Quercus alba
White Oak (Quercus alba)

Distribution Map to Right
Counties in blue contain tree

Shape and Distribution
The white oak is a large tree that grows to a height of 100 ft. The trunk is typically 2 to 4 feet in diameter. Grown trees in open areas have widely spreading, rigid, horizontal branches which form a broad, round-topped crown. 

White oak grows in moist as well as dry soils, but prefers rich, well-drained uplands, slopes, and terraces. Mature trees occur in full sun to shade, but young white oaks thrive only in full sun. They cannot tolerate shade and therefore do not regenerate in densely shaded forests. 

White oak is present in every county in Illinois. It is a common component of the eastern deciduous forest. Its range extends from Maine across Minnesota, south to eastern Texas, and east to northern Florida.

Interesting Facts
The white oak is the official Illinois state tree, and occurs in every county in Illinois, but it rarely occurs in pure stands.

White oak bark scales off in thin plates, leaving smooth patches in places. The scaling is caused by a harmless fungus (Aleurodiscus  oakesii), which affects the outer (non-living) bark of the tree.

The gypsy moth feeds on white oak as well as other oaks, and has caused the death of many white oaks over the last few decades.

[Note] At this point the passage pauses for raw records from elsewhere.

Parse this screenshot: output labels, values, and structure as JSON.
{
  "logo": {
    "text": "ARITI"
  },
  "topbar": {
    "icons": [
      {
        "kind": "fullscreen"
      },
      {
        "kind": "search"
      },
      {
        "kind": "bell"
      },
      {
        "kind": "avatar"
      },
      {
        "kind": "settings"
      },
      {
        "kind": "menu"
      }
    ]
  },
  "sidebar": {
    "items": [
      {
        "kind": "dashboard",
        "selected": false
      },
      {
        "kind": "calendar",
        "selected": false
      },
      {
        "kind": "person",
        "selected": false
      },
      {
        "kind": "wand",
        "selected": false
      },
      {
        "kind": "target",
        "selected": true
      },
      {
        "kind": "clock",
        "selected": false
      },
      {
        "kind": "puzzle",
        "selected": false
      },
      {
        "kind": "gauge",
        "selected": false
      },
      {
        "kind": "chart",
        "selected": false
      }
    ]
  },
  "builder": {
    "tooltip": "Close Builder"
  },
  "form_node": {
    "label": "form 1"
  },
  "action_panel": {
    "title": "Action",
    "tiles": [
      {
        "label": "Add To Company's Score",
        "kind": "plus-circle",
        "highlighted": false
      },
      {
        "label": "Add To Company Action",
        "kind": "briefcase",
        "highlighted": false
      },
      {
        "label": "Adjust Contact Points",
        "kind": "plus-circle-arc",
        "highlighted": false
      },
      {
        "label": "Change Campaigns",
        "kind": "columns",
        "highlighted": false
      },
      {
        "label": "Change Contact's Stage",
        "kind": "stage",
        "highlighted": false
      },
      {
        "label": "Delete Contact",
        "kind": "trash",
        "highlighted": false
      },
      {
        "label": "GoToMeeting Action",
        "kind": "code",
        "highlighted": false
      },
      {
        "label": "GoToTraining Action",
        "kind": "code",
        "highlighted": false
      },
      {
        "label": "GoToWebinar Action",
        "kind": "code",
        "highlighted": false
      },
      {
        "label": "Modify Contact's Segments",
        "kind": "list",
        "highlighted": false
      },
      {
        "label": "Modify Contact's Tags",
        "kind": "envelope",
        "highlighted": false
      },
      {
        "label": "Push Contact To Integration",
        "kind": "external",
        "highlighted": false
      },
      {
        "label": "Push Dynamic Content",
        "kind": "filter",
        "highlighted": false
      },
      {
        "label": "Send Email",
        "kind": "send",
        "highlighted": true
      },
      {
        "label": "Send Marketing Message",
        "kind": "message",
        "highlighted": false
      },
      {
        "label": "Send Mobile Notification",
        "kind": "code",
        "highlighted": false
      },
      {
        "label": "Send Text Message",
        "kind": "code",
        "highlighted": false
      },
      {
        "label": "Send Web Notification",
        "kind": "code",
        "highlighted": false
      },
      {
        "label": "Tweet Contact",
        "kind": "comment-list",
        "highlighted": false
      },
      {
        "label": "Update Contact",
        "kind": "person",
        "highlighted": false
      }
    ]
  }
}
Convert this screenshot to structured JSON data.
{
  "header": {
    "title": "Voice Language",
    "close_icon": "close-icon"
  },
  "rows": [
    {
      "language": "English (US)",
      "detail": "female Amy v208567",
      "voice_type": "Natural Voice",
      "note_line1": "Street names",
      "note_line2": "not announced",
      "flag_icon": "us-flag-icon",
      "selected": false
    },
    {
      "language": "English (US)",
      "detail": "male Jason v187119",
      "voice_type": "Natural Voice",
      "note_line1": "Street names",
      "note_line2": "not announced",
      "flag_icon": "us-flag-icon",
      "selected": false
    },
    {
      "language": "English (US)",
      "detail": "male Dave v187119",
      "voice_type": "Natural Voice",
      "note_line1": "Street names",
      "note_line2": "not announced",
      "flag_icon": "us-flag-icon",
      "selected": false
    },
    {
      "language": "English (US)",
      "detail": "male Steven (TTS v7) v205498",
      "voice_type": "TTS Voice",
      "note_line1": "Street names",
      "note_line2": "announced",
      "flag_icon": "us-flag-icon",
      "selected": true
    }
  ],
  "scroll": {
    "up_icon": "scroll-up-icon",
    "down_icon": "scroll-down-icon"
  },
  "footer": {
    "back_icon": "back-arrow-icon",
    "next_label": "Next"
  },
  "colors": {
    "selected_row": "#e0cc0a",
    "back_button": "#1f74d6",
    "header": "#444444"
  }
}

Identifying Features
White oak bark is light gray with shallow ridges, and scales off leaving whitish-gray patches. 
The twigs are slender and smooth and the buds are reddish brown or gray, rounded, and 1/8 inch long.
The leaves of white oak are alternate and vary in size and shape. They are broader at the tip than at the base (toward the leafstalk) and are generally from 5 to 9 inches long and from 2 to 4 1/2 inches wide. They have 7 to 9 rounded lobes (not bristle-tipped as in pin oak, black oak, or northern red oak, for example). The lobes may be deeply incised or shallow. The leaves are smooth (hairless) and light green, with the underside paler than the upper surface. Leaves turn red in the autumn.
White oak flowers in the spring when the leaves start to appear. Both male and female flowers occur on the same tree. The female (pistillate) flowers are small, red, and without petals, and the male (staminate) flowers are in drooping yellow clusters. All oaks are wind pollinated.
Acorns are produced when the tree is about 20 years old. They are borne either singly or in twos and occasionally threes. They are oblong and approximately 1/4 inch long, with the "cup" covering the top third of the nut. The nut is shiny and light brown to greenish brown and the cap is light gray and slightly hairy. The number of acorns produced varies from year to year, with larger crops occurring during "mast years", every four to ten years. The acorns provide a valuable food source for many birds and mammals.

The coarse-grained, durable, heavy wood of white oak is used for everything from fine furniture, floors, cabinets, and barrels, to fence posts and fuel. Once considered the prime source of building material for these items, today white oak has been largely replaced by several species of eastern red oak, which grow faster and are easier to treat with preservatives.

Native Americans used white oak to treat a wide variety of ailments including diarrhea, mouth sores, chapped skin, asthma, and coughs. Derivatives from white oak trees were also used as antiseptics, emetics, and fever-reducing washes.